▸ MATERIAL TO PROCESS
++++++++++++++++++++

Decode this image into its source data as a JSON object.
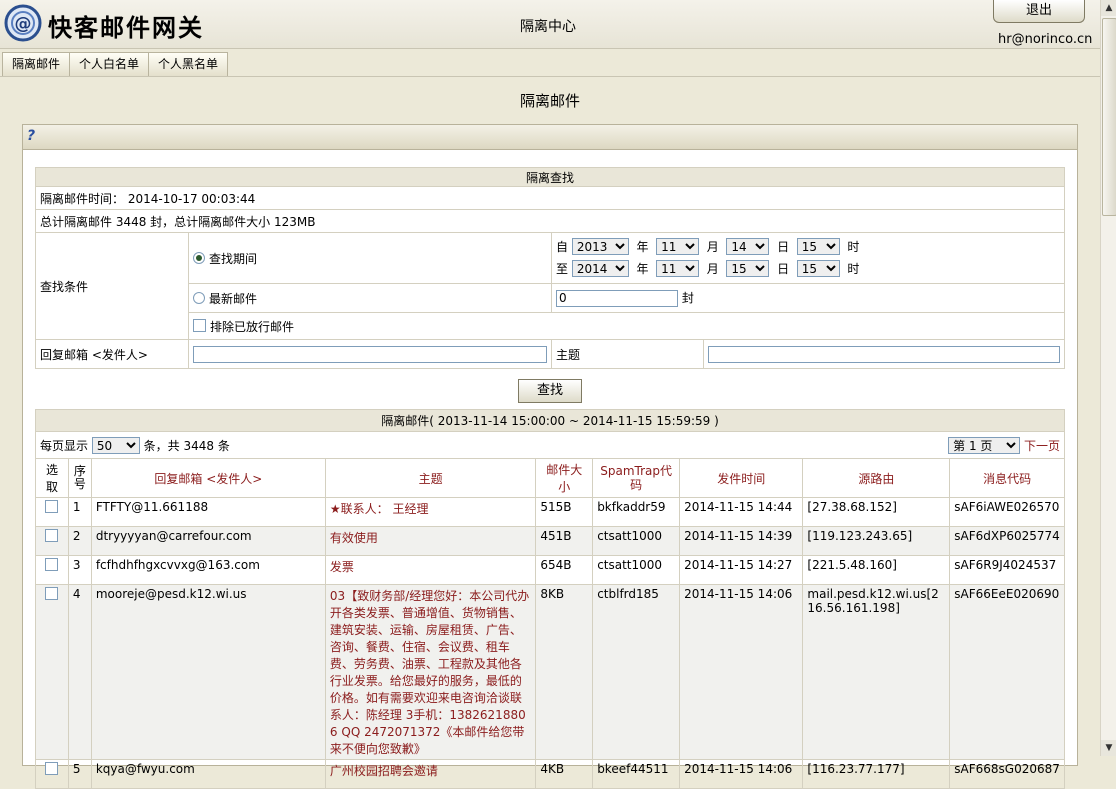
{
  "header": {
    "brand": "快客邮件网关",
    "center_title": "隔离中心",
    "logout_label": "退出",
    "user": "hr@norinco.cn"
  },
  "tabs": [
    "隔离邮件",
    "个人白名单",
    "个人黑名单"
  ],
  "main_title": "隔离邮件",
  "help_label": "?",
  "search": {
    "section_title": "隔离查找",
    "quarantine_time_label": "隔离邮件时间：",
    "quarantine_time_value": "2014-10-17 00:03:44",
    "summary": "总计隔离邮件 3448 封，总计隔离邮件大小 123MB",
    "criteria_label": "查找条件",
    "period_label": "查找期间",
    "from_label": "自",
    "to_label": "至",
    "year_unit": "年",
    "month_unit": "月",
    "day_unit": "日",
    "hour_unit": "时",
    "from": {
      "year": "2013",
      "month": "11",
      "day": "14",
      "hour": "15"
    },
    "to": {
      "year": "2014",
      "month": "11",
      "day": "15",
      "hour": "15"
    },
    "latest_label": "最新邮件",
    "latest_value": "0",
    "latest_unit": "封",
    "exclude_label": "排除已放行邮件",
    "sender_label": "回复邮箱 <发件人>",
    "sender_value": "",
    "subject_label": "主题",
    "subject_value": "",
    "find_button": "查找"
  },
  "results": {
    "title": "隔离邮件( 2013-11-14 15:00:00 ~ 2014-11-15 15:59:59 )",
    "per_page_label": "每页显示",
    "per_page_value": "50",
    "count_text": "条，共 3448 条",
    "page_value": "第 1 页",
    "next_label": "下一页",
    "columns": {
      "select": "选取",
      "seq": "序号",
      "sender": "回复邮箱 <发件人>",
      "subject": "主题",
      "size": "邮件大小",
      "spamtrap": "SpamTrap代码",
      "time": "发件时间",
      "route": "源路由",
      "msgid": "消息代码"
    },
    "rows": [
      {
        "seq": "1",
        "sender": "FTFTY@11.661188",
        "subject": "★联系人： 王经理",
        "size": "515B",
        "spamtrap": "bkfkaddr59",
        "time": "2014-11-15 14:44",
        "route": "[27.38.68.152]",
        "msgid": "sAF6iAWE026570"
      },
      {
        "seq": "2",
        "sender": "dtryyyyan@carrefour.com",
        "subject": "有效使用",
        "size": "451B",
        "spamtrap": "ctsatt1000",
        "time": "2014-11-15 14:39",
        "route": "[119.123.243.65]",
        "msgid": "sAF6dXP6025774"
      },
      {
        "seq": "3",
        "sender": "fcfhdhfhgxcvvxg@163.com",
        "subject": "发票",
        "size": "654B",
        "spamtrap": "ctsatt1000",
        "time": "2014-11-15 14:27",
        "route": "[221.5.48.160]",
        "msgid": "sAF6R9J4024537"
      },
      {
        "seq": "4",
        "sender": "mooreje@pesd.k12.wi.us",
        "subject": "03【致财务部/经理您好：本公司代办开各类发票、普通增值、货物销售、建筑安装、运输、房屋租赁、广告、咨询、餐费、住宿、会议费、租车费、劳务费、油票、工程款及其他各行业发票。给您最好的服务，最低的价格。如有需要欢迎来电咨询洽谈联系人：陈经理 3手机：13826218806 QQ 2472071372《本邮件给您带来不便向您致歉》",
        "size": "8KB",
        "spamtrap": "ctblfrd185",
        "time": "2014-11-15 14:06",
        "route": "mail.pesd.k12.wi.us[216.56.161.198]",
        "msgid": "sAF66EeE020690"
      },
      {
        "seq": "5",
        "sender": "kqya@fwyu.com",
        "subject": "广州校园招聘会邀请",
        "size": "4KB",
        "spamtrap": "bkeef44511",
        "time": "2014-11-15 14:06",
        "route": "[116.23.77.177]",
        "msgid": "sAF668sG020687"
      }
    ]
  }
}
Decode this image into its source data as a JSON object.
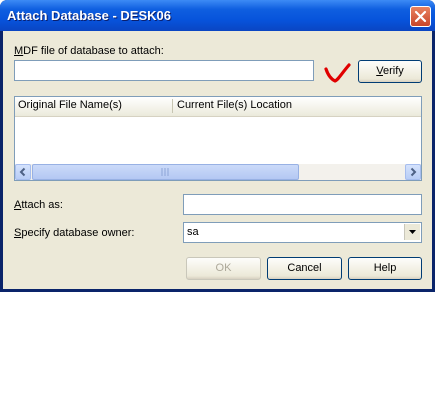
{
  "window": {
    "title": "Attach Database - DESK06"
  },
  "mdf": {
    "label_key": "M",
    "label_rest": "DF file of database to attach:",
    "value": "",
    "verify_key": "V",
    "verify_rest": "erify"
  },
  "files_list": {
    "columns": [
      "Original File Name(s)",
      "Current File(s) Location"
    ],
    "rows": []
  },
  "attach_as": {
    "label_key": "A",
    "label_rest": "ttach as:",
    "value": ""
  },
  "owner": {
    "label_key": "S",
    "label_rest": "pecify database owner:",
    "value": "sa"
  },
  "buttons": {
    "ok": "OK",
    "cancel": "Cancel",
    "help": "Help"
  },
  "colors": {
    "titlebar": "#0753db",
    "dialog_face": "#ece9d8",
    "close_button": "#c8452a",
    "annotation_mark": "#e00000"
  },
  "icons": {
    "close": "x-close-icon",
    "scroll_left": "chevron-left-icon",
    "scroll_right": "chevron-right-icon",
    "dropdown": "chevron-down-icon",
    "annotation": "red-check-annotation"
  }
}
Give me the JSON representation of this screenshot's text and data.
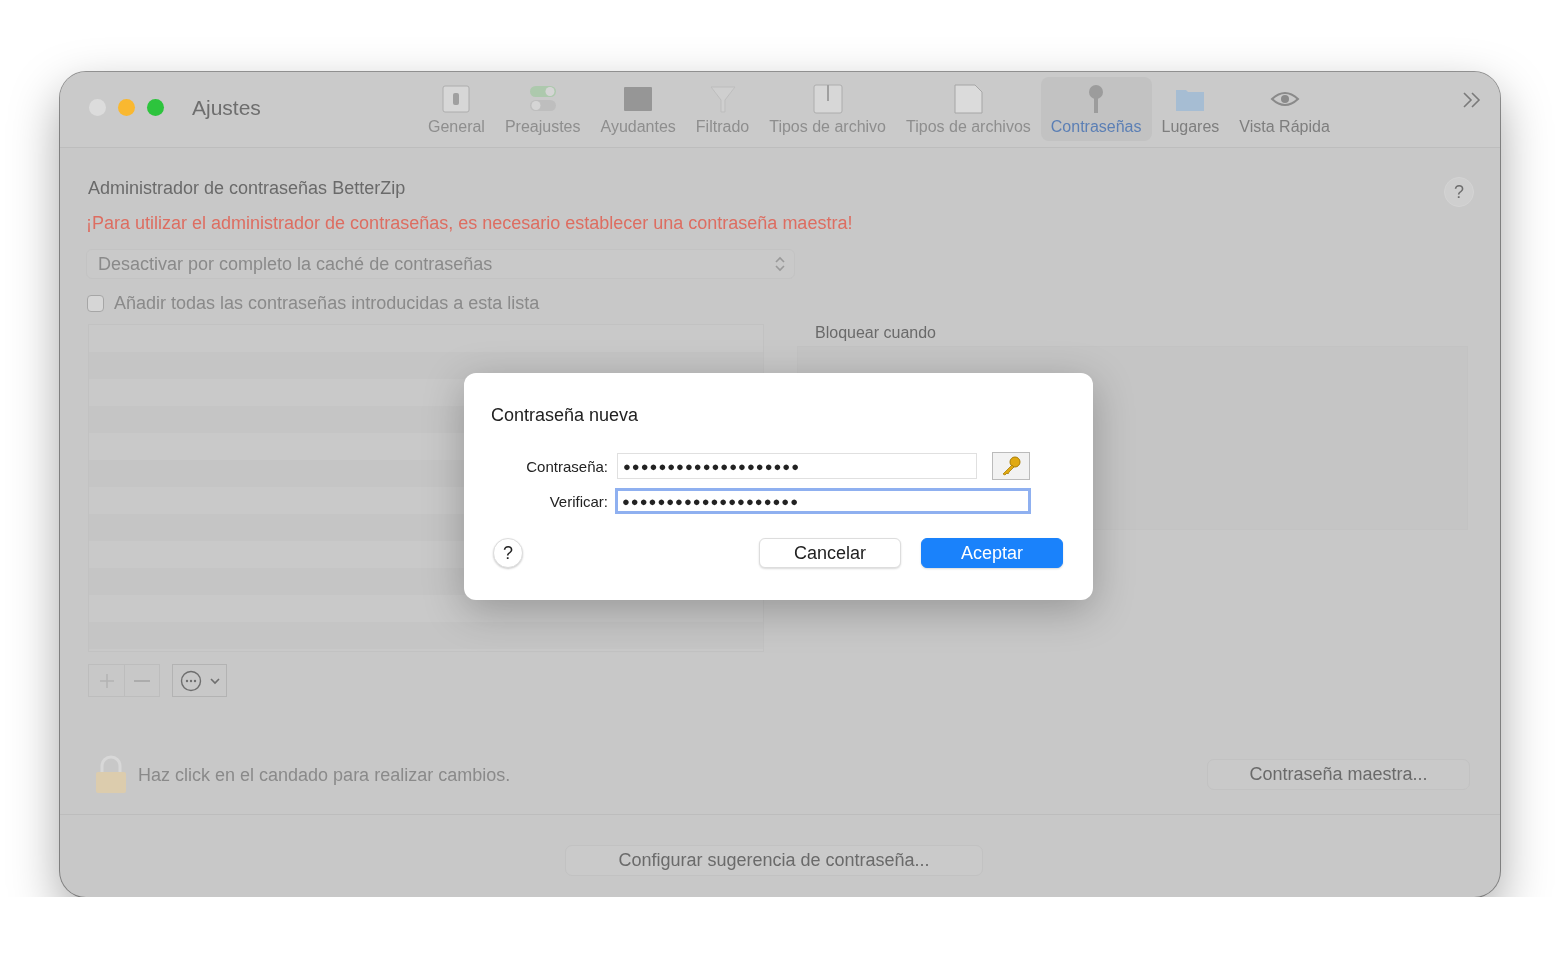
{
  "window": {
    "title": "Ajustes"
  },
  "toolbar": {
    "tabs": [
      {
        "label": "General",
        "selected": false,
        "disabled": true
      },
      {
        "label": "Preajustes",
        "selected": false,
        "disabled": true
      },
      {
        "label": "Ayudantes",
        "selected": false,
        "disabled": true
      },
      {
        "label": "Filtrado",
        "selected": false,
        "disabled": true
      },
      {
        "label": "Tipos de archivo",
        "selected": false,
        "disabled": true
      },
      {
        "label": "Tipos de archivos",
        "selected": false,
        "disabled": true
      },
      {
        "label": "Contraseñas",
        "selected": true,
        "disabled": false
      },
      {
        "label": "Lugares",
        "selected": false,
        "disabled": false
      },
      {
        "label": "Vista Rápida",
        "selected": false,
        "disabled": false
      }
    ]
  },
  "content": {
    "title": "Administrador de contraseñas BetterZip",
    "help": "?",
    "warning": "¡Para utilizar el administrador de contraseñas, es necesario establecer una contraseña maestra!",
    "cache_dropdown": {
      "value": "Desactivar por completo la caché de contraseñas",
      "disabled": true
    },
    "add_checkbox": {
      "label": "Añadir todas las contraseñas introducidas a esta lista",
      "checked": false,
      "disabled": true
    },
    "lock_group": {
      "label": "Bloquear cuando"
    },
    "lock_hint": "Haz click en el candado para realizar cambios.",
    "master_button": "Contraseña maestra...",
    "hint_button": "Configurar sugerencia de contraseña..."
  },
  "dialog": {
    "title": "Contraseña nueva",
    "help": "?",
    "fields": [
      {
        "label": "Contraseña:",
        "value": "●●●●●●●●●●●●●●●●●●●●",
        "focused": false
      },
      {
        "label": "Verificar:",
        "value": "●●●●●●●●●●●●●●●●●●●●",
        "focused": true
      }
    ],
    "buttons": [
      {
        "label": "Cancelar",
        "default": false
      },
      {
        "label": "Aceptar",
        "default": true
      }
    ]
  }
}
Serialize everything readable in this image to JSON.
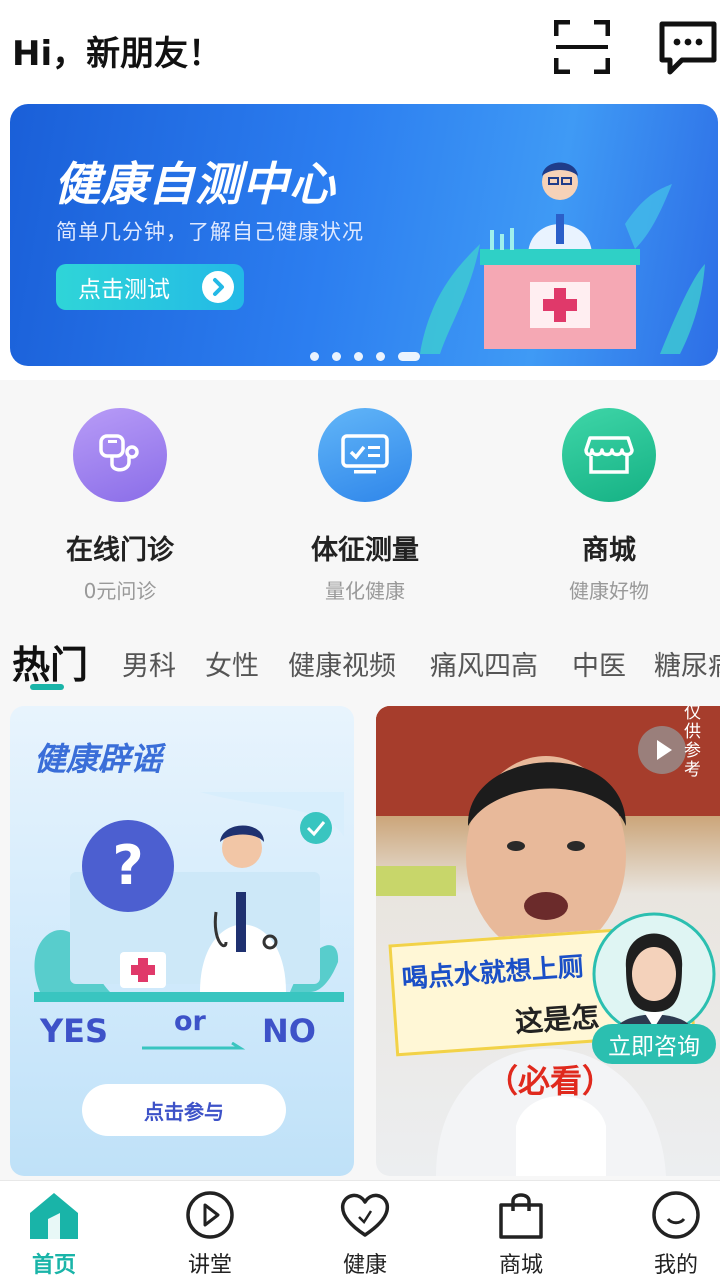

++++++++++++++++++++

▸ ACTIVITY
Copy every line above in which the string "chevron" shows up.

▸ WORKED SOLUTION
    "scroll_left": "chevron-left-icon",
    "scroll_right": "chevron-right-icon",
    "dropdown": "chevron-down-icon",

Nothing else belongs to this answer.